Entries from a dataset of interfaces:
+---+
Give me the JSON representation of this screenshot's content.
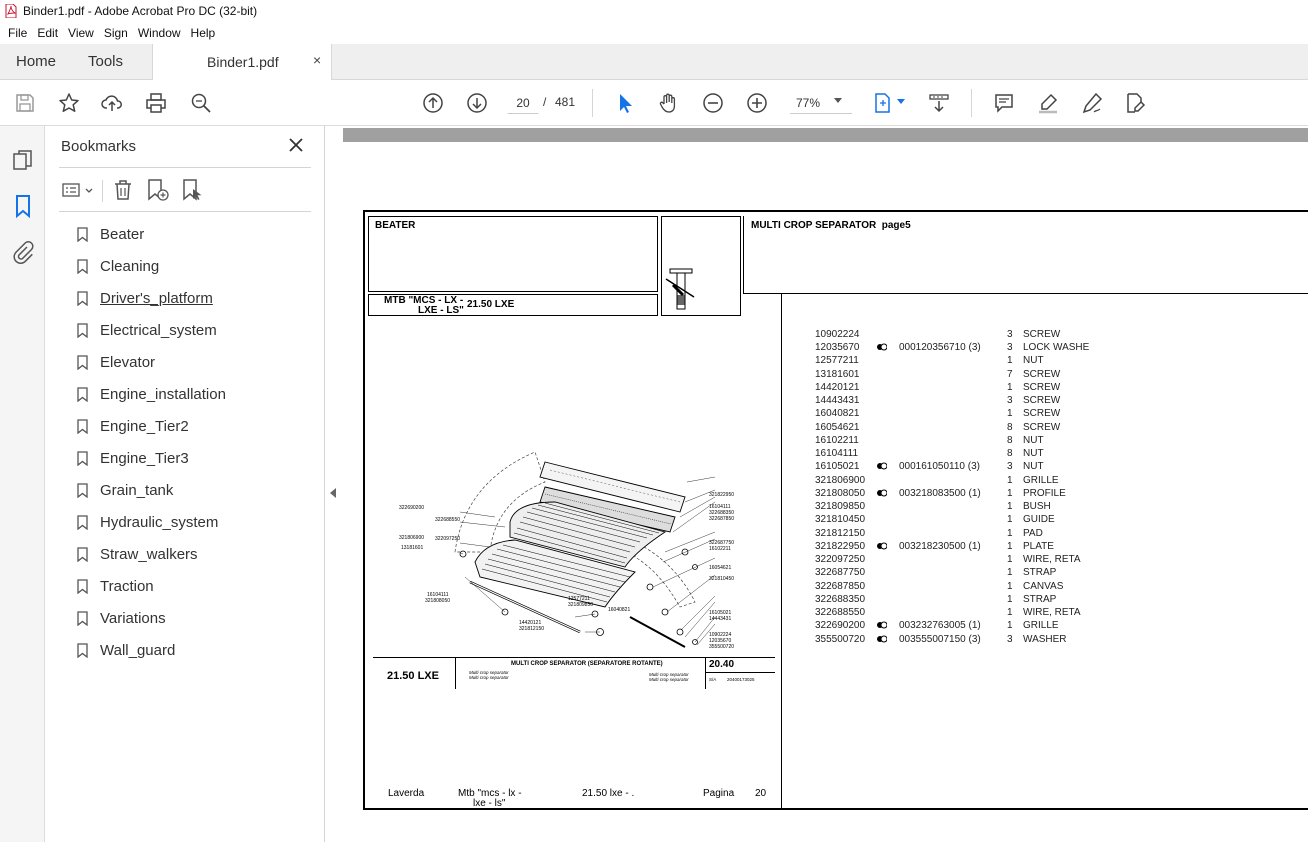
{
  "window": {
    "title": "Binder1.pdf - Adobe Acrobat Pro DC (32-bit)"
  },
  "menu": [
    "File",
    "Edit",
    "View",
    "Sign",
    "Window",
    "Help"
  ],
  "tabs": {
    "home": "Home",
    "tools": "Tools",
    "document": "Binder1.pdf",
    "close": "×"
  },
  "toolbar": {
    "current_page": "20",
    "page_sep": "/",
    "total_pages": "481",
    "zoom": "77%"
  },
  "bookmarks": {
    "header": "Bookmarks",
    "items": [
      {
        "label": "Beater"
      },
      {
        "label": "Cleaning"
      },
      {
        "label": "Driver's_platform"
      },
      {
        "label": "Electrical_system"
      },
      {
        "label": "Elevator"
      },
      {
        "label": "Engine_installation"
      },
      {
        "label": "Engine_Tier2"
      },
      {
        "label": "Engine_Tier3"
      },
      {
        "label": "Grain_tank"
      },
      {
        "label": "Hydraulic_system"
      },
      {
        "label": "Straw_walkers"
      },
      {
        "label": "Traction"
      },
      {
        "label": "Variations"
      },
      {
        "label": "Wall_guard"
      }
    ]
  },
  "document": {
    "section": "BEATER",
    "header_title": "MULTI CROP SEPARATOR  page5",
    "model_line1": "MTB \"MCS - LX -",
    "model_line2": "LXE - LS\"",
    "model_code": "21.50 LXE",
    "drawing": {
      "model": "21.50 LXE",
      "caption": "MULTI CROP SEPARATOR (SEPARATORE ROTANTE)",
      "sub1": "Multi crop separator",
      "sub2": "Multi crop separator",
      "sub3": "Multi crop separator",
      "sub4": "Multi crop separator",
      "table_no": "20.40",
      "sa": "S/A",
      "ref": "20400173025",
      "callouts": {
        "c1": "321822950",
        "c2": "16104111",
        "c3": "322688350",
        "c4": "322687850",
        "c5": "322690200",
        "c6": "322688550",
        "c7": "322687750",
        "c8": "16102211",
        "c9": "321806900",
        "c10": "322097250",
        "c11": "13181601",
        "c12": "16054621",
        "c13": "321810450",
        "c14": "12577211",
        "c15": "321809850",
        "c16": "16040821",
        "c17": "16104111",
        "c18": "321808050",
        "c19": "16105021",
        "c20": "14443431",
        "c21": "14420121",
        "c22": "321812150",
        "c23": "10902224",
        "c24": "12035670",
        "c25": "355500720"
      }
    },
    "footer": {
      "brand": "Laverda",
      "model_a": "Mtb \"mcs - lx -",
      "model_b": "lxe - ls\"",
      "code": "21.50 lxe - .",
      "page_label": "Pagina",
      "page_no": "20"
    },
    "parts": [
      {
        "code": "10902224",
        "alt": "",
        "qty": "3",
        "desc": "SCREW",
        "icon": false
      },
      {
        "code": "12035670",
        "alt": "000120356710  (3)",
        "qty": "3",
        "desc": "LOCK WASHE",
        "icon": true
      },
      {
        "code": "12577211",
        "alt": "",
        "qty": "1",
        "desc": "NUT",
        "icon": false
      },
      {
        "code": "13181601",
        "alt": "",
        "qty": "7",
        "desc": "SCREW",
        "icon": false
      },
      {
        "code": "14420121",
        "alt": "",
        "qty": "1",
        "desc": "SCREW",
        "icon": false
      },
      {
        "code": "14443431",
        "alt": "",
        "qty": "3",
        "desc": "SCREW",
        "icon": false
      },
      {
        "code": "16040821",
        "alt": "",
        "qty": "1",
        "desc": "SCREW",
        "icon": false
      },
      {
        "code": "16054621",
        "alt": "",
        "qty": "8",
        "desc": "SCREW",
        "icon": false
      },
      {
        "code": "16102211",
        "alt": "",
        "qty": "8",
        "desc": "NUT",
        "icon": false
      },
      {
        "code": "16104111",
        "alt": "",
        "qty": "8",
        "desc": "NUT",
        "icon": false
      },
      {
        "code": "16105021",
        "alt": "000161050110  (3)",
        "qty": "3",
        "desc": "NUT",
        "icon": true
      },
      {
        "code": "321806900",
        "alt": "",
        "qty": "1",
        "desc": "GRILLE",
        "icon": false
      },
      {
        "code": "321808050",
        "alt": "003218083500  (1)",
        "qty": "1",
        "desc": "PROFILE",
        "icon": true
      },
      {
        "code": "321809850",
        "alt": "",
        "qty": "1",
        "desc": "BUSH",
        "icon": false
      },
      {
        "code": "321810450",
        "alt": "",
        "qty": "1",
        "desc": "GUIDE",
        "icon": false
      },
      {
        "code": "321812150",
        "alt": "",
        "qty": "1",
        "desc": "PAD",
        "icon": false
      },
      {
        "code": "321822950",
        "alt": "003218230500  (1)",
        "qty": "1",
        "desc": "PLATE",
        "icon": true
      },
      {
        "code": "322097250",
        "alt": "",
        "qty": "1",
        "desc": "WIRE, RETA",
        "icon": false
      },
      {
        "code": "322687750",
        "alt": "",
        "qty": "1",
        "desc": "STRAP",
        "icon": false
      },
      {
        "code": "322687850",
        "alt": "",
        "qty": "1",
        "desc": "CANVAS",
        "icon": false
      },
      {
        "code": "322688350",
        "alt": "",
        "qty": "1",
        "desc": "STRAP",
        "icon": false
      },
      {
        "code": "322688550",
        "alt": "",
        "qty": "1",
        "desc": "WIRE, RETA",
        "icon": false
      },
      {
        "code": "322690200",
        "alt": "003232763005  (1)",
        "qty": "1",
        "desc": "GRILLE",
        "icon": true
      },
      {
        "code": "355500720",
        "alt": "003555007150  (3)",
        "qty": "3",
        "desc": "WASHER",
        "icon": true
      }
    ]
  }
}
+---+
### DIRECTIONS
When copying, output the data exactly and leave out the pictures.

### EXERCISE RESULT
Give me the JSON representation of this screenshot's content.
{
  "window": {
    "title": "Binder1.pdf - Adobe Acrobat Pro DC (32-bit)"
  },
  "menu": [
    "File",
    "Edit",
    "View",
    "Sign",
    "Window",
    "Help"
  ],
  "tabs": {
    "home": "Home",
    "tools": "Tools",
    "document": "Binder1.pdf",
    "close": "×"
  },
  "toolbar": {
    "current_page": "20",
    "page_sep": "/",
    "total_pages": "481",
    "zoom": "77%"
  },
  "bookmarks": {
    "header": "Bookmarks",
    "items": [
      {
        "label": "Beater"
      },
      {
        "label": "Cleaning"
      },
      {
        "label": "Driver's_platform"
      },
      {
        "label": "Electrical_system"
      },
      {
        "label": "Elevator"
      },
      {
        "label": "Engine_installation"
      },
      {
        "label": "Engine_Tier2"
      },
      {
        "label": "Engine_Tier3"
      },
      {
        "label": "Grain_tank"
      },
      {
        "label": "Hydraulic_system"
      },
      {
        "label": "Straw_walkers"
      },
      {
        "label": "Traction"
      },
      {
        "label": "Variations"
      },
      {
        "label": "Wall_guard"
      }
    ]
  },
  "document": {
    "section": "BEATER",
    "header_title": "MULTI CROP SEPARATOR  page5",
    "model_line1": "MTB \"MCS - LX -",
    "model_line2": "LXE - LS\"",
    "model_code": "21.50 LXE",
    "drawing": {
      "model": "21.50 LXE",
      "caption": "MULTI CROP SEPARATOR (SEPARATORE ROTANTE)",
      "sub1": "Multi crop separator",
      "sub2": "Multi crop separator",
      "sub3": "Multi crop separator",
      "sub4": "Multi crop separator",
      "table_no": "20.40",
      "sa": "S/A",
      "ref": "20400173025",
      "callouts": {
        "c1": "321822950",
        "c2": "16104111",
        "c3": "322688350",
        "c4": "322687850",
        "c5": "322690200",
        "c6": "322688550",
        "c7": "322687750",
        "c8": "16102211",
        "c9": "321806900",
        "c10": "322097250",
        "c11": "13181601",
        "c12": "16054621",
        "c13": "321810450",
        "c14": "12577211",
        "c15": "321809850",
        "c16": "16040821",
        "c17": "16104111",
        "c18": "321808050",
        "c19": "16105021",
        "c20": "14443431",
        "c21": "14420121",
        "c22": "321812150",
        "c23": "10902224",
        "c24": "12035670",
        "c25": "355500720"
      }
    },
    "footer": {
      "brand": "Laverda",
      "model_a": "Mtb \"mcs - lx -",
      "model_b": "lxe - ls\"",
      "code": "21.50 lxe - .",
      "page_label": "Pagina",
      "page_no": "20"
    },
    "parts": [
      {
        "code": "10902224",
        "alt": "",
        "qty": "3",
        "desc": "SCREW",
        "icon": false
      },
      {
        "code": "12035670",
        "alt": "000120356710  (3)",
        "qty": "3",
        "desc": "LOCK WASHE",
        "icon": true
      },
      {
        "code": "12577211",
        "alt": "",
        "qty": "1",
        "desc": "NUT",
        "icon": false
      },
      {
        "code": "13181601",
        "alt": "",
        "qty": "7",
        "desc": "SCREW",
        "icon": false
      },
      {
        "code": "14420121",
        "alt": "",
        "qty": "1",
        "desc": "SCREW",
        "icon": false
      },
      {
        "code": "14443431",
        "alt": "",
        "qty": "3",
        "desc": "SCREW",
        "icon": false
      },
      {
        "code": "16040821",
        "alt": "",
        "qty": "1",
        "desc": "SCREW",
        "icon": false
      },
      {
        "code": "16054621",
        "alt": "",
        "qty": "8",
        "desc": "SCREW",
        "icon": false
      },
      {
        "code": "16102211",
        "alt": "",
        "qty": "8",
        "desc": "NUT",
        "icon": false
      },
      {
        "code": "16104111",
        "alt": "",
        "qty": "8",
        "desc": "NUT",
        "icon": false
      },
      {
        "code": "16105021",
        "alt": "000161050110  (3)",
        "qty": "3",
        "desc": "NUT",
        "icon": true
      },
      {
        "code": "321806900",
        "alt": "",
        "qty": "1",
        "desc": "GRILLE",
        "icon": false
      },
      {
        "code": "321808050",
        "alt": "003218083500  (1)",
        "qty": "1",
        "desc": "PROFILE",
        "icon": true
      },
      {
        "code": "321809850",
        "alt": "",
        "qty": "1",
        "desc": "BUSH",
        "icon": false
      },
      {
        "code": "321810450",
        "alt": "",
        "qty": "1",
        "desc": "GUIDE",
        "icon": false
      },
      {
        "code": "321812150",
        "alt": "",
        "qty": "1",
        "desc": "PAD",
        "icon": false
      },
      {
        "code": "321822950",
        "alt": "003218230500  (1)",
        "qty": "1",
        "desc": "PLATE",
        "icon": true
      },
      {
        "code": "322097250",
        "alt": "",
        "qty": "1",
        "desc": "WIRE, RETA",
        "icon": false
      },
      {
        "code": "322687750",
        "alt": "",
        "qty": "1",
        "desc": "STRAP",
        "icon": false
      },
      {
        "code": "322687850",
        "alt": "",
        "qty": "1",
        "desc": "CANVAS",
        "icon": false
      },
      {
        "code": "322688350",
        "alt": "",
        "qty": "1",
        "desc": "STRAP",
        "icon": false
      },
      {
        "code": "322688550",
        "alt": "",
        "qty": "1",
        "desc": "WIRE, RETA",
        "icon": false
      },
      {
        "code": "322690200",
        "alt": "003232763005  (1)",
        "qty": "1",
        "desc": "GRILLE",
        "icon": true
      },
      {
        "code": "355500720",
        "alt": "003555007150  (3)",
        "qty": "3",
        "desc": "WASHER",
        "icon": true
      }
    ]
  }
}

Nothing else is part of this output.